* _YOUR OBJECTIVE_: Give back every entry below, unchanged.

◇ ◇ ◇ ◇ ◇ ◇ ◇

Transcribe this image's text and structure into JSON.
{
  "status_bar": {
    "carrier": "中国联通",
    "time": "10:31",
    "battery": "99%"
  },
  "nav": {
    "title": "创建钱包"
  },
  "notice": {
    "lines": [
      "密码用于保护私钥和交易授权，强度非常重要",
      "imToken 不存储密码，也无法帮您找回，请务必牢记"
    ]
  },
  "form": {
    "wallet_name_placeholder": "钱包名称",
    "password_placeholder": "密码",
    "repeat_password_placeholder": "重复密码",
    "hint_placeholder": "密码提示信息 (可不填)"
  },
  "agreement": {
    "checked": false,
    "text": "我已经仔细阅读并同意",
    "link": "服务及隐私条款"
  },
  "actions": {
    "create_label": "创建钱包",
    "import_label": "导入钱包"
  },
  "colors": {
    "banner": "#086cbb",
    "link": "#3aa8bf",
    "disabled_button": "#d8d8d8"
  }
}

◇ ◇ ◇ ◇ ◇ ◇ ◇

* _SOLVED PROBLEM_:
Transcribe this image's text and structure into JSON.
{
  "status_bar": {
    "carrier": "中国联通",
    "time": "10:31",
    "battery": "99%"
  },
  "nav": {
    "title": "创建钱包"
  },
  "notice": {
    "lines": [
      "密码用于保护私钥和交易授权，强度非常重要",
      "imToken 不存储密码，也无法帮您找回，请务必牢记"
    ]
  },
  "form": {
    "wallet_name_placeholder": "钱包名称",
    "password_placeholder": "密码",
    "repeat_password_placeholder": "重复密码",
    "hint_placeholder": "密码提示信息 (可不填)"
  },
  "agreement": {
    "checked": false,
    "text": "我已经仔细阅读并同意",
    "link": "服务及隐私条款"
  },
  "actions": {
    "create_label": "创建钱包",
    "import_label": "导入钱包"
  },
  "colors": {
    "banner": "#086cbb",
    "link": "#3aa8bf",
    "disabled_button": "#d8d8d8"
  }
}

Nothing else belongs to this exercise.